Ibtihaj Muhammad. Photo Credit: Jonathan Newton / The Washington Post via Getty Images
In Ibtihaj Muhammad, fencing might have finally found an athlete whose story transcends the sport.
Muhammad will make history at the Rio Games by becoming the first American athlete to wear a hijab — a Muslim head scarf — while competing in the Olympics.
Muhammad's Olympic goal — beyond winning a medal, of course — is to be a positive role model for the Muslim-American community. Muhammad is well on her way to doing so, recently earning a spot on Time's 100 Most Influential People of 2016 list.
"I've been in this sport for a pretty long time — at this point I feel like I've kind of created a name for myself. If anything, I think the wonderful thing is that now these young kids, they see Muslim women involved in sports. So it's not an anomaly anymore," Muhammad said at the Team USA media summit Los Angeles in March.
But Muhammad is hardly the only American poised for a breakout in Rio.
The U.S. might be as strong as it's ever been ahead of an Olympics — and the fact that this year's Games will be broadcast live in the Eastern time zone should only help fencing's growth domestically.
The Americans and Russians caught some bad luck because two of their top teams — men's sabre and women's foil — won't compete in Rio because the IOC only has room for 10 of the sport's 12 divisions during the Olympics.
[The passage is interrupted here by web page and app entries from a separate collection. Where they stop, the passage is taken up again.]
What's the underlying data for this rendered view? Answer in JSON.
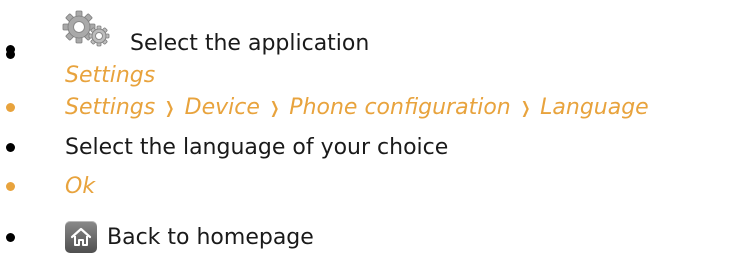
{
  "steps": [
    {
      "icon": "settings-gears-icon",
      "text": "Select the application",
      "subtext": "Settings"
    },
    {
      "path": [
        "Settings",
        "Device",
        "Phone configuration",
        "Language"
      ],
      "separator": "❯"
    },
    {
      "text": "Select the language of your choice"
    },
    {
      "text": "Ok"
    },
    {
      "icon": "home-icon",
      "text": "Back to homepage"
    }
  ],
  "colors": {
    "accent": "#e8a33d",
    "text": "#1a1a1a",
    "bullet": "#000000"
  }
}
But those athletes will still compete as individuals.
Here are some of the key story lines to follow during this year's Olympic fencing tournament.
U.S. ON THE RISE
The U.S., France and Italy have three teams ranked in the top three in their weapon in the most recent FIE rankings, trailing only Russia's four.
The Americans haven't won a gold medal in men's Olympic fencing since Albertson Van Zo Post in 1904. But Alexander Massialas, the son of former national team coach Greg Massialas, is ranked No. 1 in the world in men's foil. Gerek Meinhardt and Race Imboden — who's also a fashion model — also owned top-five spots in that weapon as June 18... more>